An old and prestigious university had plaster in many buildings that contained asbestos at concentrations below regulatory limits, but which represented an exposure hazard to workers. The university had over 200 academic buildings, some of which were more than 100 years old. Plaster had been used in walls and ceilings in most of these buildings. Identification of plasters with an asbestos content was critical to support ongoing renovation projects as well as worker protection programs.
Previous attempts at analysis of the plasters proved to be futile resulting in a chaotic situation. Normal analysis of plaster was too imprecise to accurately characterize the asbestos content, resulting in a failure to identify plasters that required asbestos abatement prior to renovation, and those that required asbestos work practices and worker protection when disturbed. Unfortunately, only one laboratory in the world was able to analyze plaster with the needed precision, and this lab could only handle a small number of samples at a time.
We conducted a campus-wide Plaster Study. This started with development of a method for collecting complete plaster core samples, which left all plaster layers intact so that plasters could be categorized by function and layer. Approximately 5,000 core samples were collected from approximately 200 buildings. Morse developed a plaster classification system in which cores were examined under stereoscopic microscope, with each layer identified and further classified by cement type and color, aggregate type and color, and reinforcing fiber.
Our plaster classification system unified the plasters found in buildings throughout the campus and as such, was able to minimize the number of samples requiring analysis. A sampling program was developed that used this classification system to meet both EPA and OSHA sampling requirements and permit timely analysis.

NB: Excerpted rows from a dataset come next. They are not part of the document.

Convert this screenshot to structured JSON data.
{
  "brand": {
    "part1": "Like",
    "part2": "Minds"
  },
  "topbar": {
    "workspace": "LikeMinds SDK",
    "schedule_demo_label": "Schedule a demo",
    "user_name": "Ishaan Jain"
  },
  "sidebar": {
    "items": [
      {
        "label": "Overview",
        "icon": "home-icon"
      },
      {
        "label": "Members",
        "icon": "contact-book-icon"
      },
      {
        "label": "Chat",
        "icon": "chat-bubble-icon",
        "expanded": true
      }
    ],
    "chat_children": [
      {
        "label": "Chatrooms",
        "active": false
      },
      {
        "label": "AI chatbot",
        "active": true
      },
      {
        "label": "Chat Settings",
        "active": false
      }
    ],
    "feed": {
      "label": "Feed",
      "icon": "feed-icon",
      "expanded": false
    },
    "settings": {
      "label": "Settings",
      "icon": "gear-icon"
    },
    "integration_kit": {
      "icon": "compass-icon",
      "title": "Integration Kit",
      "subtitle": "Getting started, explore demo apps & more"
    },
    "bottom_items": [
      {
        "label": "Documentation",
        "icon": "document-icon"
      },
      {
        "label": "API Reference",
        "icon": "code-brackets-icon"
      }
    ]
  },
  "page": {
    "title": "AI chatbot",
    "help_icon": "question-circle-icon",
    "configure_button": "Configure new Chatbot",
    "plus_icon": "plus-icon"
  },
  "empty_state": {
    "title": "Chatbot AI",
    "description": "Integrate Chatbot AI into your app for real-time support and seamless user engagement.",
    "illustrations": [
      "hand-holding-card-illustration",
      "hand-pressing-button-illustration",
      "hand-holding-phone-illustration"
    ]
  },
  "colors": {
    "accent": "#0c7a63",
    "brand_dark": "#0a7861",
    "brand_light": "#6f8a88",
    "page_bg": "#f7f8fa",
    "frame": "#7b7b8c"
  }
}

This allowed planned renovations to proceed on schedule and enabled an earlier roll out of worker protection procedures.